When my son went off to college, I warned him that he might get straight "As" simply by writing papers cleverly reflecting a professor’s pet views, while he might get "Cs" (and less) as a result of expressing original and well-conceived but "unpopular" ideas. I assured him that he would never have to bend and bow, and sacrifice his convictions and his soul out of a feeling that his father would expect him to “show something,” i.e., a fine-looking paper record, for money spent on the son’s education. "If your academic record is far less than splendid, even if you fail," I told him, "you will always be received by your father with pride and approval, provided you can answer ‘Yes’ to two questions: ‘Did you work hard? Did you stand up for your convictions?’ “ I have reasons to believe that it would be most helpful, especially to the more promising of the younger generation, if their parents (grandparents, uncles, etc.) would let them start out in the world with no doubt whatever that character and self-discipline, rather than showy "report cards," are expected of them.

SECOND. We can teach our children that, while everyone has to earn a living, material riches are a rather minor reward to strive for. According to a person’s value system moral obligation, nevertheless, to be successful financially, just to show to themselves and to the world that they are no laggards.

With high income becoming a measuring rod of a person’s worth and social prestige, why should anyone voluntarily choose such materialistically unrewarding careers as civil or military service to the nation?

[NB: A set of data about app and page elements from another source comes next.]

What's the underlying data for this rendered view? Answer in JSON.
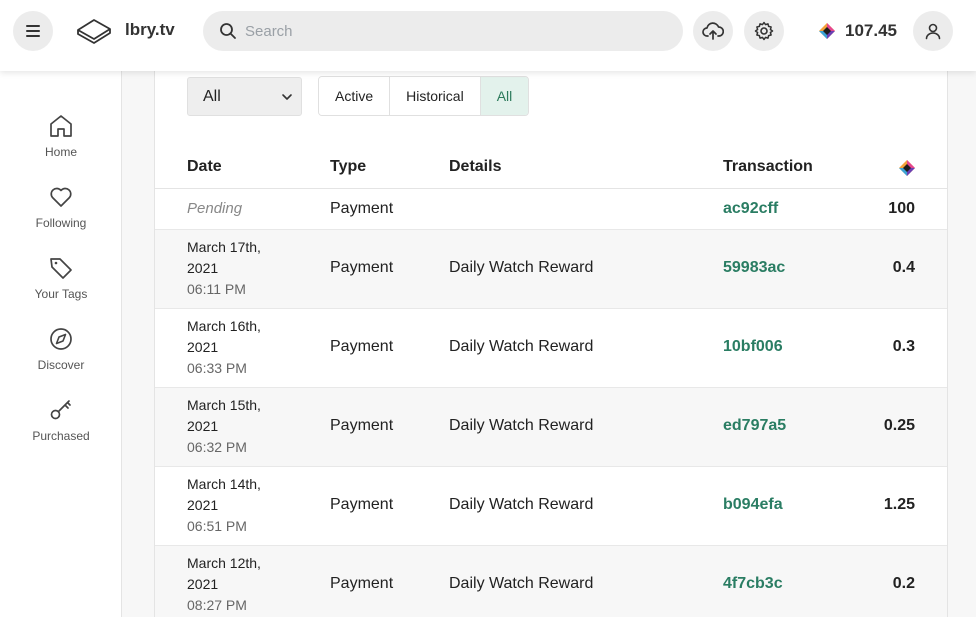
{
  "header": {
    "brand": "lbry.tv",
    "search_placeholder": "Search",
    "balance": "107.45"
  },
  "sidebar": {
    "items": [
      {
        "label": "Home",
        "icon": "home-icon"
      },
      {
        "label": "Following",
        "icon": "heart-icon"
      },
      {
        "label": "Your Tags",
        "icon": "tag-icon"
      },
      {
        "label": "Discover",
        "icon": "compass-icon"
      },
      {
        "label": "Purchased",
        "icon": "key-icon"
      }
    ]
  },
  "filters": {
    "type_select": "All",
    "tabs": [
      "Active",
      "Historical",
      "All"
    ],
    "active_tab": "All"
  },
  "table": {
    "headers": {
      "date": "Date",
      "type": "Type",
      "details": "Details",
      "transaction": "Transaction",
      "amount_icon": "lbc-credits-icon"
    },
    "rows": [
      {
        "date": "Pending",
        "time": "",
        "type": "Payment",
        "details": "",
        "tx": "ac92cff",
        "amount": "100"
      },
      {
        "date": "March 17th, 2021",
        "date_l1": "March 17th,",
        "date_l2": "2021",
        "time": "06:11 PM",
        "type": "Payment",
        "details": "Daily Watch Reward",
        "tx": "59983ac",
        "amount": "0.4"
      },
      {
        "date": "March 16th, 2021",
        "date_l1": "March 16th,",
        "date_l2": "2021",
        "time": "06:33 PM",
        "type": "Payment",
        "details": "Daily Watch Reward",
        "tx": "10bf006",
        "amount": "0.3"
      },
      {
        "date": "March 15th, 2021",
        "date_l1": "March 15th,",
        "date_l2": "2021",
        "time": "06:32 PM",
        "type": "Payment",
        "details": "Daily Watch Reward",
        "tx": "ed797a5",
        "amount": "0.25"
      },
      {
        "date": "March 14th, 2021",
        "date_l1": "March 14th,",
        "date_l2": "2021",
        "time": "06:51 PM",
        "type": "Payment",
        "details": "Daily Watch Reward",
        "tx": "b094efa",
        "amount": "1.25"
      },
      {
        "date": "March 12th, 2021",
        "date_l1": "March 12th,",
        "date_l2": "2021",
        "time": "08:27 PM",
        "type": "Payment",
        "details": "Daily Watch Reward",
        "tx": "4f7cb3c",
        "amount": "0.2"
      }
    ]
  },
  "colors": {
    "accent_green": "#2a7d63",
    "active_tab_bg": "#e3f2ec"
  }
}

What normal, prudent father in this day and age would actually advise a son or daughter to dedicate his or her life to a cause rather than to the eminently practical and sensible goal of receiving maximum pay and very tangible remuneration for decades of work? How can we dare to direct those gifted and promising youngsters toward professions and occupations which clearly demand very considerable personal sacrifices for but modest rewards? What answer does one give to the brilliant man or woman who wants to get out of the military or of an important position in government so as to provide (at last!) better for himself and his long suffering family by making "some real money" in business? How, in other words, can one recruit not recommending this adage for public preaching but that I am referring to it as something we should teach our children within the family. And this is the meaning of the noblesse oblige shorthand message!

Any average person may, indeed, think primarily of himself and his clan but human beings are differently endowed by God (or by chance) and if you, my son or daughter happen to be particularly well endowed, if you truly belong to the excellent ones, then you do have a special obligation – nay, a mission – to bear heavier burdens and make greater sacrifices for a cause, e.g., good government, than the common herd.

I recognize, of course, the arrogance involved in such an elitist approach. Yet, it is an arrogance which does not demand privileges and rights for the elite, but imposes on it abnegation and duties.

My quarrel with egalitarianism is not that it denies special privileges to all and sundry, but that it does not admit the existence of special duties for SOME.

See more in Dr. Hubertus Hoffmann: Good bye, Col. Dr. Fritz Kraemer !